Reported FBI questioning of ex-Sputnik employee points to US media censorship – Kremlin
The alleged questioning of a former White House correspondent for Russian news agency Sputnik by FBI agents points to possible media censorship by Washington, Kremlin spokesman Dmitry Peskov says.
Peskov’s statement comes amid reports of an FBI investigation into possible violations of the Foreign Agents Registration Act (FARA) by Sputnik, an English-language, Moscow-headquartered news outlet.
“The questioning of journalists, or former journalists in connection with their journalistic activities, does not speak well for pluralism of opinions and press freedom. It likely points to serious problems with censorship and with limiting the media's field of work. This is cause for our concern,” Peskov said on Tuesday.
Foreign correspondents who work in Russia are not censored by the authorities, he stated.
“Any censorship is unacceptable; any persecution based on content is unacceptable. What’s more, foreign media [in Russia] have equal rights to our local media," Peskov said.
On Monday, Yahoo News reported that the investigation is centered on Andrew Feinberg, a former White House correspondent for the agency, who apparently handed over a “thumb drive containing thousands of internal Sputnik emails and documents,” after being fired in May this year.
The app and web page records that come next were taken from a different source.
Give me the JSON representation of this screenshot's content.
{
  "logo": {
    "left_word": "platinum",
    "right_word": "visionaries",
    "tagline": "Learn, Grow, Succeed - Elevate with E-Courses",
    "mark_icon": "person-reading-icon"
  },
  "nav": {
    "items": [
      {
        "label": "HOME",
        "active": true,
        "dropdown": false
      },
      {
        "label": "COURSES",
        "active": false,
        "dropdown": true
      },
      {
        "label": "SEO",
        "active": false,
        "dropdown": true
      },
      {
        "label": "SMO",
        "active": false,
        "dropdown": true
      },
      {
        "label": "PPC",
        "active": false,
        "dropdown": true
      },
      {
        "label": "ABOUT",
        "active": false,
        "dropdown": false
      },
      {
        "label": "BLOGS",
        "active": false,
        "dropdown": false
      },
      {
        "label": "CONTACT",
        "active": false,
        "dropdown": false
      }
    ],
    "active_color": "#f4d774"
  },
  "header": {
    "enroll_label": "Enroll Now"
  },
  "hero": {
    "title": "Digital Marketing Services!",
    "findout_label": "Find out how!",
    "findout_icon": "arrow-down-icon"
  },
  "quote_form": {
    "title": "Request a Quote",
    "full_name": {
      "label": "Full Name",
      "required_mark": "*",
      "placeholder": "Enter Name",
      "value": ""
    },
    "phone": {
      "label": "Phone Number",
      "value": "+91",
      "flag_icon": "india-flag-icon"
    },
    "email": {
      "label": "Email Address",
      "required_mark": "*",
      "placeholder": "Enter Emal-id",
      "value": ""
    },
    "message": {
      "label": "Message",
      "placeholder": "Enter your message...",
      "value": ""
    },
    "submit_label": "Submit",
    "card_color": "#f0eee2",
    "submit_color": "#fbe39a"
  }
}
“They wanted to know where did my orders come from [sic] and if I ever got any direction from Moscow,” Feinberg, who claimed that he was interviewed by FBI for no less than two hours, told Yahoo News. “They were interested in examples of how I was steered towards covering certain issues.”
In the meantime, Sputnik dismissed the investigation, which Yahoo News indicated could also be part of the wider Robert Mueller inquiry into alleged Russian meddling in the 2016 election.
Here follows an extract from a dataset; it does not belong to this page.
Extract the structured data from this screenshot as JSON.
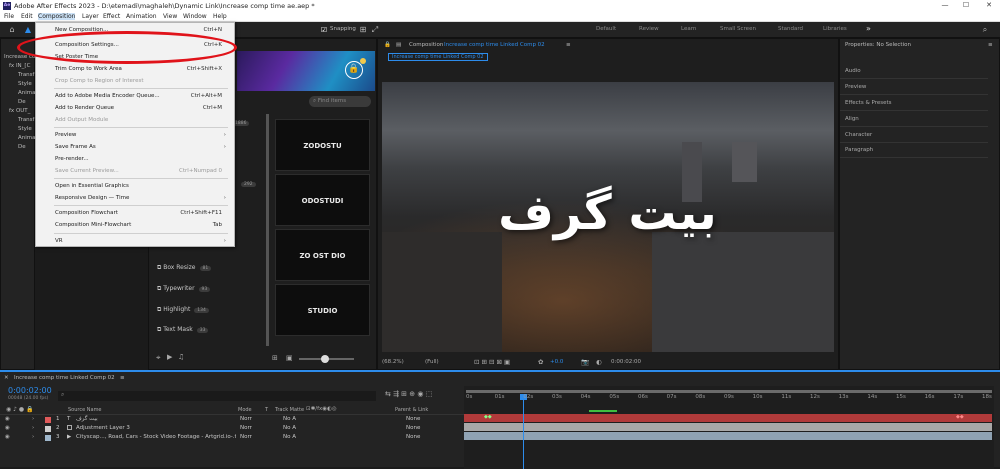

“That an investigation is being conducted against us is not surprising, since the atmosphere of hysteria in relation to everything that belongs to Russia has been created in the country, and everything with the word ‘Russian’ is seen through the prism of spy mania,” Mindia Gavasheli, editor-in-chief of the Sputnik Bureau in Washington, DC, said in a statement.
“We are journalists, and mostly Americans work here. We believe that any assumption that we are engaged in anything other than journalism is an absolute lie and fabrication.”
Earlier the company that supplies all services for RT America channel, including TV production and operations, in the US, received a letter from the US Department of Justice, claiming that the company is obligated to register under FARA due to the work it does for RT.
Entities in the active FARA register include tourist boards and lobbyists, but no media outlets, which have been exempt from the legislation.
“The war the US establishment wages with our journalists is dedicated to all the starry-eyed idealists who still believe in freedom of speech. Those who invented it have buried it,” said RT and Sputnik Editor-in-Chief Margarita Simonyan.
Adopted in 1938 to counter pro-Nazi agitation on US soil, the Foreign Agents Registration Act, or FARA is “a disclosure statute that requires persons acting as agents of foreign principals in a political or quasi-political capacity to make periodic public disclosure of their relationship with the foreign principal, as well as activities, receipts and disbursements in support of those activities,” according to the data from FARA’s website.